Convert Reg_Binary Data to Date using Powershell

Posted on 2013-01-15
Last Modified: 2013-01-16
I need some help converting data out of the registry and figuring out what the last shutdown time of the workstation is/was.

I am using the PSRemoteRegistry module to get the value from the remote machine and need to convert it to a readable date.

Please see code below:

Import-Module PSRemoteRegistry

$key = "SYSTEM\CurrentControlSet\Control\Windows"

$data = (get-regbinary -computerName "xxx" -key $key -Value "ShutdownTime").data

Open in new window

The output of this gives me:

Question by:dhalliday
Welcome to Experts Exchange

Add your voice to the tech community where 5M+ people just like you are talking about what matters.

  • Help others & share knowledge
  • Earn cash & points
  • Learn & ask questions

Expert Comment

by:John Jennings
ID: 38780567
Use this powershell command instead of the script you've written. It's only one line, and will automatically show you the last registered shutdown event in the System event log.

Get-WinEvent -FilterHashtable @{logname='system';id=6006} -MaxEvents 1

Open in new window

PS - You can add "-ComputerName {nameofremotemachine}" (without quotes) to the snippet above to run it on a remote machine.
LVL 70

Accepted Solution

Qlemo earned 500 total points
ID: 38780601
It's a FileTime structure, constructing a 64 bit integer.
$key = "SYSTEM\CurrentControlSet\Control\Windows"
$data = (get-regbinary -computerName "xxx" -key $key -Value "ShutdownTime").data
$time = [DateTime]::FromFileTime( (((((($data[7]*256 + $data[6])*256 + $data[5])*256 + $data[4])*256 + $data[3])*256 + $data[2])*256 + $data[1])*256 + $data[0])

Open in new window

$key = "SYSTEM\CurrentControlSet\Control\Windows"
(get-regbinary -computerName "xxx" -key $key -Value "ShutdownTime").data | foreach-object `
-Begin { $time = 0; $i = 0 } `
-Process { $time += $_ * [math]::Pow(256,$i++) } `
-End { $time = [DateTime]::FromFileTime($time) }

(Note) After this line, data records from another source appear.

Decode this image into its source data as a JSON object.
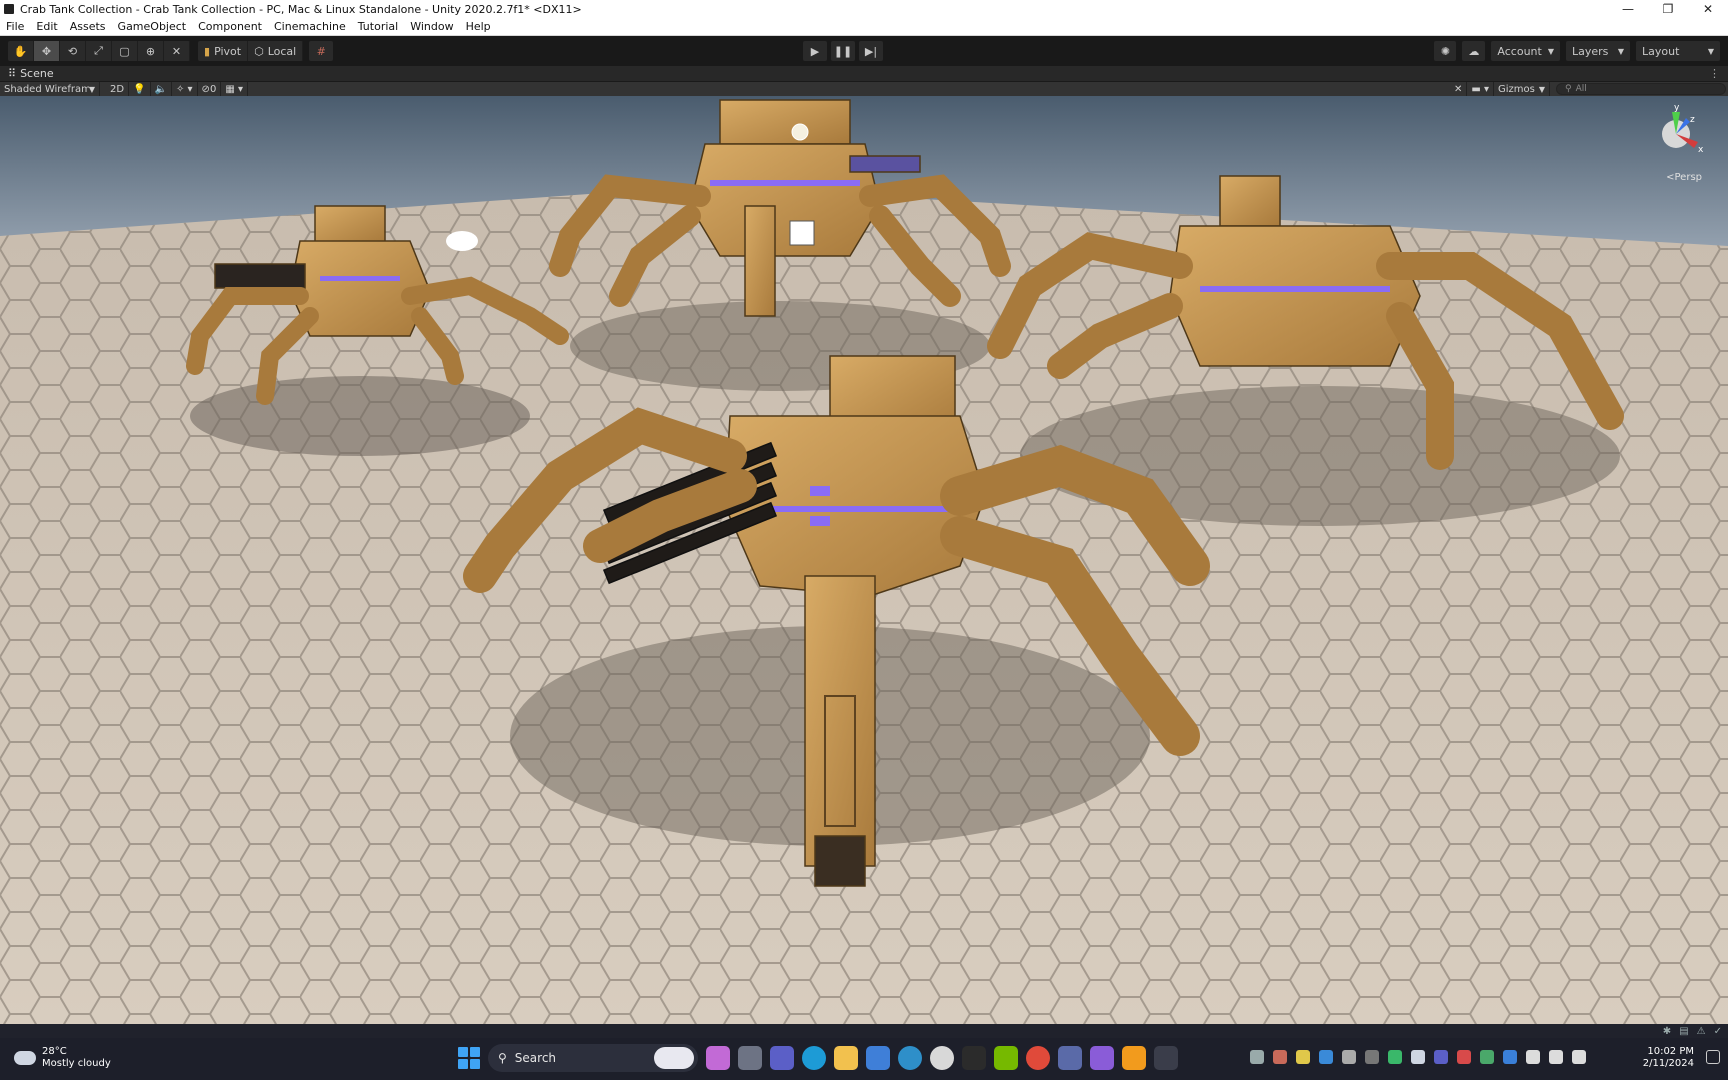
{
  "window": {
    "title": "Crab Tank Collection - Crab Tank Collection - PC, Mac & Linux Standalone - Unity 2020.2.7f1* <DX11>"
  },
  "menu": {
    "items": [
      "File",
      "Edit",
      "Assets",
      "GameObject",
      "Component",
      "Cinemachine",
      "Tutorial",
      "Window",
      "Help"
    ]
  },
  "toolbar": {
    "pivot_label": "Pivot",
    "local_label": "Local",
    "account_label": "Account",
    "layers_label": "Layers",
    "layout_label": "Layout"
  },
  "scene": {
    "tab_label": "Scene",
    "draw_mode": "Shaded Wireframe",
    "mode_2d": "2D",
    "hidden_count": "0",
    "gizmos_label": "Gizmos",
    "search_placeholder": "All",
    "persp_label": "<Persp"
  },
  "taskbar": {
    "weather_temp": "28°C",
    "weather_desc": "Mostly cloudy",
    "search_label": "Search",
    "time": "10:02 PM",
    "date": "2/11/2024"
  },
  "colors": {
    "tank_body": "#c99a57",
    "tank_dark": "#8a6530",
    "accent_glow": "#8a6cf5",
    "floor": "#cfc4b6",
    "sky_top": "#4f6173",
    "taskbar": "#1d1f2a"
  }
}
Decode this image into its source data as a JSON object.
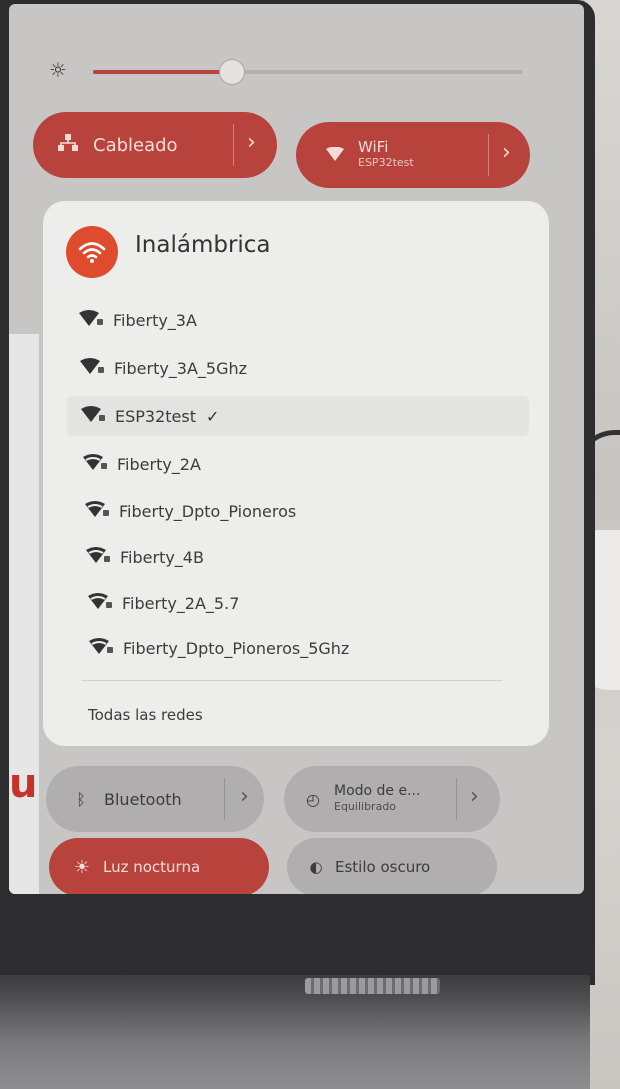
{
  "brightness": {
    "level": 0.32
  },
  "wired_toggle": {
    "label": "Cableado"
  },
  "wifi_toggle": {
    "label": "WiFi",
    "subtitle": "ESP32test"
  },
  "wireless": {
    "title": "Inalámbrica",
    "networks": [
      {
        "name": "Fiberty_3A",
        "signal": "full",
        "locked": true
      },
      {
        "name": "Fiberty_3A_5Ghz",
        "signal": "full",
        "locked": true
      },
      {
        "name": "ESP32test",
        "signal": "full",
        "locked": true,
        "connected": true
      },
      {
        "name": "Fiberty_2A",
        "signal": "medium",
        "locked": true
      },
      {
        "name": "Fiberty_Dpto_Pioneros",
        "signal": "medium",
        "locked": true
      },
      {
        "name": "Fiberty_4B",
        "signal": "medium",
        "locked": true
      },
      {
        "name": "Fiberty_2A_5.7",
        "signal": "medium",
        "locked": true
      },
      {
        "name": "Fiberty_Dpto_Pioneros_5Ghz",
        "signal": "medium",
        "locked": true
      }
    ],
    "all_networks_label": "Todas las redes",
    "check_mark": "✓"
  },
  "bluetooth_toggle": {
    "label": "Bluetooth"
  },
  "power_mode_toggle": {
    "label": "Modo de e...",
    "subtitle": "Equilibrado"
  },
  "night_light_toggle": {
    "label": "Luz nocturna"
  },
  "dark_style_toggle": {
    "label": "Estilo oscuro"
  },
  "colors": {
    "accent": "#b8433c",
    "wifi_badge": "#de4c2d",
    "card": "#ededec"
  }
}
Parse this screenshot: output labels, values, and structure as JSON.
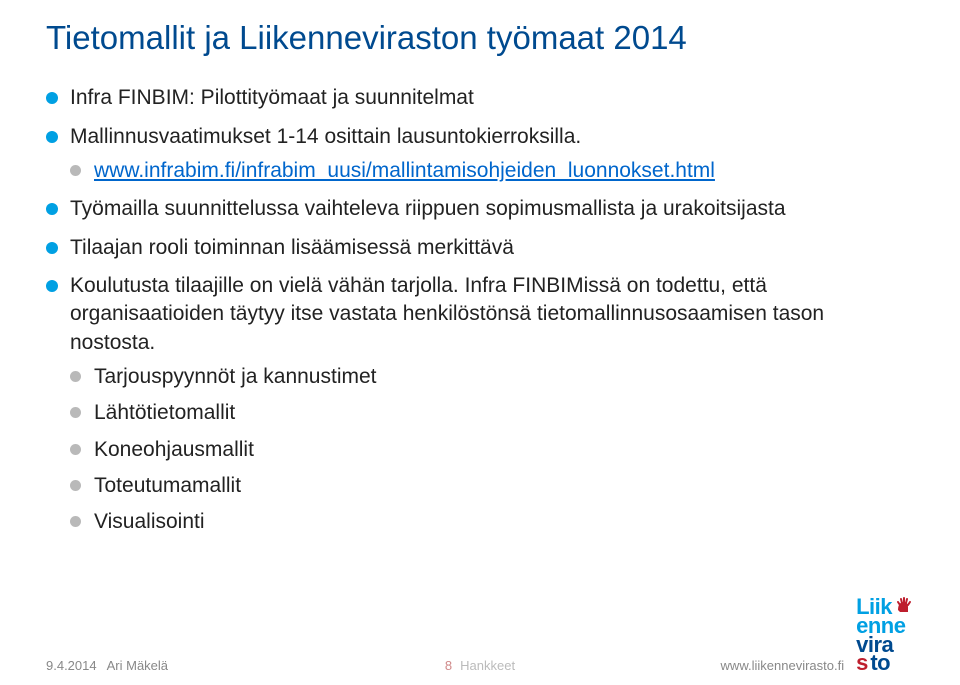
{
  "title": "Tietomallit ja Liikenneviraston työmaat 2014",
  "bullets": {
    "b1": "Infra FINBIM: Pilottityömaat ja suunnitelmat",
    "b2": "Mallinnusvaatimukset 1-14 osittain lausuntokierroksilla.",
    "b2_link": "www.infrabim.fi/infrabim_uusi/mallintamisohjeiden_luonnokset.html",
    "b3": "Työmailla suunnittelussa vaihteleva riippuen sopimusmallista ja urakoitsijasta",
    "b4": "Tilaajan rooli toiminnan lisäämisessä merkittävä",
    "b5": "Koulutusta tilaajille on vielä vähän tarjolla. Infra FINBIMissä on todettu, että organisaatioiden täytyy itse vastata henkilöstönsä tietomallinnusosaamisen tason nostosta.",
    "sub1": "Tarjouspyynnöt ja kannustimet",
    "sub2": "Lähtötietomallit",
    "sub3": "Koneohjausmallit",
    "sub4": "Toteutumamallit",
    "sub5": "Visualisointi"
  },
  "footer": {
    "date": "9.4.2014",
    "author": "Ari Mäkelä",
    "page": "8",
    "section": "Hankkeet",
    "url": "www.liikennevirasto.fi",
    "logo_line1a": "Liik",
    "logo_line1b": "enne",
    "logo_line2a": "vira",
    "logo_line2b_s": "s",
    "logo_line2b_to": "to"
  }
}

Open in new window

Note that the Registry shutdown time is a few seconds behind the eventlog entry.

Author Closing Comment

ID: 38782818
Thanks for the quick turn around on the solution.  It worked perfectly.

Featured Post

Enterprise Mobility and BYOD For Dummies

Like “For Dummies” books, you can read this in whatever order you choose and learn about mobility and BYOD; and how to put a competitive mobile infrastructure in place. Developed for SMBs and large enterprises alike, you will find helpful use cases, planning, and implementation.

Question has a verified solution.

If you are experiencing a similar issue, please ask a related question

In previous parts of this Nano Server deployment series, we learned how to create, deploy and configure Nano Server as a Hyper-V host. In this part, we will look for a clustering option. We will create a Hyper-V cluster of 3 Nano Server host nodes w…
Auditing domain password hashes is a commonly overlooked but critical requirement to ensuring secure passwords practices are followed. Methods exist to extract hashes directly for a live domain however this article describes a process to extract u…
In this Micro Tutorial viewers will learn how to use Boot Corrector from Paragon Rescue Kit Free to identify and fix the boot problems of Windows 7/8/2012R2 etc. As an example is used Windows 2012R2 which lost its active partition flag (often happen…
This Micro Tutorial will give you basic overview of the control panel section on Windows 7. It will depth in Network and Internet, Hardware and Sound, etc. This will be demonstrated using Windows 7 operating system.

623 members asked questions and received personalized solutions in the past 7 days.

Join the community of 500,000 technology professionals and ask your questions.

Join & Ask a Question